WHAT IS REQUIRED:
The records underneath are to be printed in full and exactly, with no pictures carried over.

Records from a data source:
Start of Block

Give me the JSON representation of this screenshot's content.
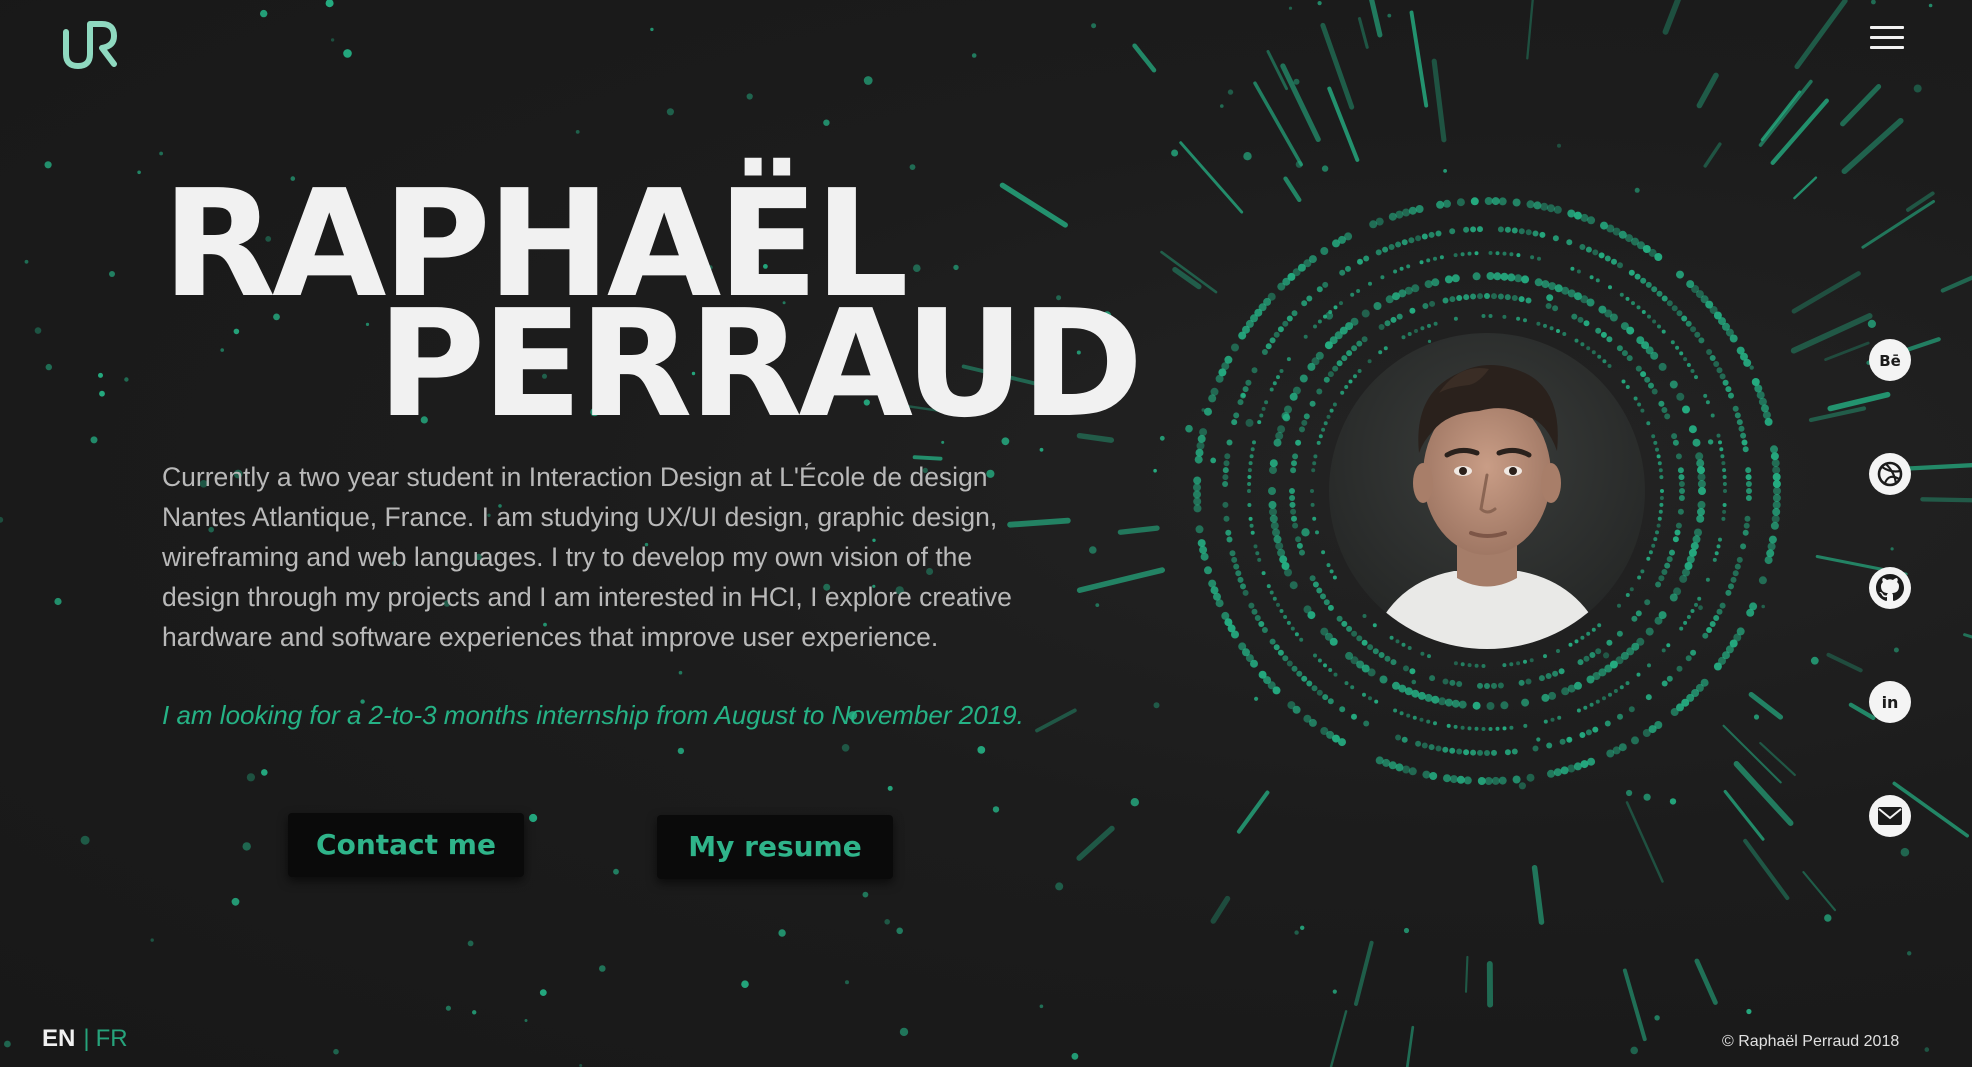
{
  "brand": {
    "logo_text": "uR",
    "accent_color": "#25b285"
  },
  "header": {
    "menu_icon": "hamburger-menu-icon"
  },
  "hero": {
    "first_name": "RAPHAËL",
    "last_name": "PERRAUD",
    "bio": "Currently a two year student in Interaction Design at L'École de design Nantes Atlantique, France. I am studying UX/UI design, graphic design, wireframing and web languages. I try to develop my own vision  of the design through my projects and I am interested in HCI, I explore creative hardware and software experiences that improve user experience.",
    "internship": "I am looking for a 2-to-3 months internship from August to November 2019.",
    "contact_label": "Contact me",
    "resume_label": "My resume"
  },
  "social": [
    {
      "name": "behance-icon",
      "label": "Bē"
    },
    {
      "name": "dribbble-icon"
    },
    {
      "name": "github-icon"
    },
    {
      "name": "linkedin-icon",
      "label": "in"
    },
    {
      "name": "mail-icon"
    }
  ],
  "footer": {
    "lang_en": "EN",
    "lang_sep": "|",
    "lang_fr": "FR",
    "copyright": "© Raphaël Perraud 2018"
  }
}
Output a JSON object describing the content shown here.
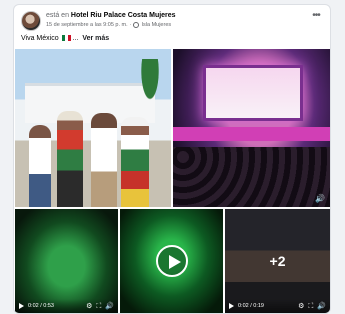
{
  "post": {
    "status_text": "está en",
    "place": "Hotel Riu Palace Costa Mujeres",
    "timestamp": "15 de septiembre a las 9:05 p. m.",
    "location": "Isla Mujeres",
    "separator": "·",
    "more_glyph": "•••"
  },
  "caption": {
    "text": "Viva México",
    "see_more": "Ver más"
  },
  "media": {
    "video_1": {
      "time": "0:02 / 0:53"
    },
    "video_3": {
      "time": "0:02 / 0:19",
      "extra_count": "+2"
    }
  },
  "icons": {
    "play": "play-icon",
    "settings": "gear-icon",
    "fullscreen": "fullscreen-icon",
    "volume": "volume-icon",
    "privacy": "globe-icon"
  },
  "colors": {
    "background": "#f0f2f5",
    "card": "#ffffff",
    "secondary_text": "#65676b"
  }
}
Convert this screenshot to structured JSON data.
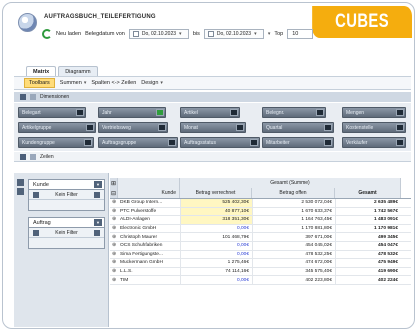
{
  "badge": "CUBES",
  "app": {
    "title": "AUFTRAGSBUCH_TEILEFERTIGUNG"
  },
  "toolbar": {
    "reload_label": "Neu laden",
    "date_label": "Belegdatum von",
    "date_from": "Do, 02.10.2023",
    "to_label": "bis",
    "date_to": "Do, 02.10.2023",
    "top_label": "Top",
    "top_value": "10"
  },
  "tabs": [
    {
      "label": "Matrix",
      "active": true
    },
    {
      "label": "Diagramm",
      "active": false
    }
  ],
  "ribbon": {
    "toolbars": "Toolbars",
    "summen": "Summen",
    "swap": "Spalten <-> Zeilen",
    "design": "Design"
  },
  "dimensions": {
    "label": "Dimensionen",
    "pills": [
      {
        "label": "Belegart"
      },
      {
        "label": "Jahr"
      },
      {
        "label": "Artikel"
      },
      {
        "label": "Belegnr."
      },
      {
        "label": "Mengen"
      },
      {
        "label": "Artikelgruppe"
      },
      {
        "label": "Vertriebsweg"
      },
      {
        "label": "Monat"
      },
      {
        "label": "Quartal"
      },
      {
        "label": "Kostenstelle"
      },
      {
        "label": "Kundengruppe"
      },
      {
        "label": "Auftragsgruppe"
      },
      {
        "label": "Auftragsstatus"
      },
      {
        "label": "Mitarbeiter"
      },
      {
        "label": "Verkäufer"
      }
    ]
  },
  "rows_bar": {
    "label": "Zeilen"
  },
  "filters": [
    {
      "name": "Kunde",
      "filter": "Kein Filter"
    },
    {
      "name": "Auftrag",
      "filter": "Kein Filter"
    }
  ],
  "grid": {
    "group_header": "Gesamt (Summe)",
    "row_header": "Kunde",
    "columns": [
      "Betrag verrechnet",
      "Betrag offen",
      "Gesamt"
    ],
    "rows": [
      {
        "name": "DKB Group Intern...",
        "c1": "525 402,30€",
        "c2": "2 530 072,04€",
        "c3": "2 635 489€"
      },
      {
        "name": "PTC Pulverstoffe",
        "c1": "40 877,10€",
        "c2": "1 670 633,37€",
        "c3": "1 742 567€"
      },
      {
        "name": "ALDI-Anlagen",
        "c1": "318 351,30€",
        "c2": "1 164 763,45€",
        "c3": "1 483 091€"
      },
      {
        "name": "Electronic GmbH",
        "c1": "0,00€",
        "c2": "1 170 881,80€",
        "c3": "1 170 981€"
      },
      {
        "name": "Christoph Maurer",
        "c1": "101 468,79€",
        "c2": "397 671,00€",
        "c3": "499 345€"
      },
      {
        "name": "OCS Schuhfabriken",
        "c1": "0,00€",
        "c2": "454 045,02€",
        "c3": "454 047€"
      },
      {
        "name": "Sima Fertigungste...",
        "c1": "0,00€",
        "c2": "478 532,25€",
        "c3": "478 532€"
      },
      {
        "name": "Muckermann GmbH",
        "c1": "1 275,46€",
        "c2": "474 672,00€",
        "c3": "475 949€"
      },
      {
        "name": "L.L.S.",
        "c1": "74 114,16€",
        "c2": "345 575,40€",
        "c3": "419 690€"
      },
      {
        "name": "TIM",
        "c1": "0,00€",
        "c2": "402 223,80€",
        "c3": "402 224€"
      }
    ]
  },
  "colors": {
    "badge": "#f5ad0e",
    "pill": "#6b7787",
    "accent_green": "#2f9d3c",
    "value_blue": "#2b3fd6"
  }
}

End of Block

RESULT BELOW:
Give me the JSON representation of this screenshot's content.
{
  "brand": {
    "logo_text": "uR",
    "accent_color": "#25b285"
  },
  "header": {
    "menu_icon": "hamburger-menu-icon"
  },
  "hero": {
    "first_name": "RAPHAËL",
    "last_name": "PERRAUD",
    "bio": "Currently a two year student in Interaction Design at L'École de design Nantes Atlantique, France. I am studying UX/UI design, graphic design, wireframing and web languages. I try to develop my own vision  of the design through my projects and I am interested in HCI, I explore creative hardware and software experiences that improve user experience.",
    "internship": "I am looking for a 2-to-3 months internship from August to November 2019.",
    "contact_label": "Contact me",
    "resume_label": "My resume"
  },
  "social": [
    {
      "name": "behance-icon",
      "label": "Bē"
    },
    {
      "name": "dribbble-icon"
    },
    {
      "name": "github-icon"
    },
    {
      "name": "linkedin-icon",
      "label": "in"
    },
    {
      "name": "mail-icon"
    }
  ],
  "footer": {
    "lang_en": "EN",
    "lang_sep": "|",
    "lang_fr": "FR",
    "copyright": "© Raphaël Perraud 2018"
  }
}
Output a JSON object describing the content shown here.
{
  "post": {
    "status_text": "está en",
    "place": "Hotel Riu Palace Costa Mujeres",
    "timestamp": "15 de septiembre a las 9:05 p. m.",
    "location": "Isla Mujeres",
    "separator": "·",
    "more_glyph": "•••"
  },
  "caption": {
    "text": "Viva México",
    "see_more": "Ver más"
  },
  "media": {
    "video_1": {
      "time": "0:02 / 0:53"
    },
    "video_3": {
      "time": "0:02 / 0:19",
      "extra_count": "+2"
    }
  },
  "icons": {
    "play": "play-icon",
    "settings": "gear-icon",
    "fullscreen": "fullscreen-icon",
    "volume": "volume-icon",
    "privacy": "globe-icon"
  },
  "colors": {
    "background": "#f0f2f5",
    "card": "#ffffff",
    "secondary_text": "#65676b"
  }
}
Convert this screenshot to structured JSON data.
{
  "badge": "CUBES",
  "app": {
    "title": "AUFTRAGSBUCH_TEILEFERTIGUNG"
  },
  "toolbar": {
    "reload_label": "Neu laden",
    "date_label": "Belegdatum von",
    "date_from": "Do, 02.10.2023",
    "to_label": "bis",
    "date_to": "Do, 02.10.2023",
    "top_label": "Top",
    "top_value": "10"
  },
  "tabs": [
    {
      "label": "Matrix",
      "active": true
    },
    {
      "label": "Diagramm",
      "active": false
    }
  ],
  "ribbon": {
    "toolbars": "Toolbars",
    "summen": "Summen",
    "swap": "Spalten <-> Zeilen",
    "design": "Design"
  },
  "dimensions": {
    "label": "Dimensionen",
    "pills": [
      {
        "label": "Belegart"
      },
      {
        "label": "Jahr"
      },
      {
        "label": "Artikel"
      },
      {
        "label": "Belegnr."
      },
      {
        "label": "Mengen"
      },
      {
        "label": "Artikelgruppe"
      },
      {
        "label": "Vertriebsweg"
      },
      {
        "label": "Monat"
      },
      {
        "label": "Quartal"
      },
      {
        "label": "Kostenstelle"
      },
      {
        "label": "Kundengruppe"
      },
      {
        "label": "Auftragsgruppe"
      },
      {
        "label": "Auftragsstatus"
      },
      {
        "label": "Mitarbeiter"
      },
      {
        "label": "Verkäufer"
      }
    ]
  },
  "rows_bar": {
    "label": "Zeilen"
  },
  "filters": [
    {
      "name": "Kunde",
      "filter": "Kein Filter"
    },
    {
      "name": "Auftrag",
      "filter": "Kein Filter"
    }
  ],
  "grid": {
    "group_header": "Gesamt (Summe)",
    "row_header": "Kunde",
    "columns": [
      "Betrag verrechnet",
      "Betrag offen",
      "Gesamt"
    ],
    "rows": [
      {
        "name": "DKB Group Intern...",
        "c1": "525 402,30€",
        "c2": "2 530 072,04€",
        "c3": "2 635 489€"
      },
      {
        "name": "PTC Pulverstoffe",
        "c1": "40 877,10€",
        "c2": "1 670 633,37€",
        "c3": "1 742 567€"
      },
      {
        "name": "ALDI-Anlagen",
        "c1": "318 351,30€",
        "c2": "1 164 763,45€",
        "c3": "1 483 091€"
      },
      {
        "name": "Electronic GmbH",
        "c1": "0,00€",
        "c2": "1 170 881,80€",
        "c3": "1 170 981€"
      },
      {
        "name": "Christoph Maurer",
        "c1": "101 468,79€",
        "c2": "397 671,00€",
        "c3": "499 345€"
      },
      {
        "name": "OCS Schuhfabriken",
        "c1": "0,00€",
        "c2": "454 045,02€",
        "c3": "454 047€"
      },
      {
        "name": "Sima Fertigungste...",
        "c1": "0,00€",
        "c2": "478 532,25€",
        "c3": "478 532€"
      },
      {
        "name": "Muckermann GmbH",
        "c1": "1 275,46€",
        "c2": "474 672,00€",
        "c3": "475 949€"
      },
      {
        "name": "L.L.S.",
        "c1": "74 114,16€",
        "c2": "345 575,40€",
        "c3": "419 690€"
      },
      {
        "name": "TIM",
        "c1": "0,00€",
        "c2": "402 223,80€",
        "c3": "402 224€"
      }
    ]
  },
  "colors": {
    "badge": "#f5ad0e",
    "pill": "#6b7787",
    "accent_green": "#2f9d3c",
    "value_blue": "#2b3fd6"
  }
}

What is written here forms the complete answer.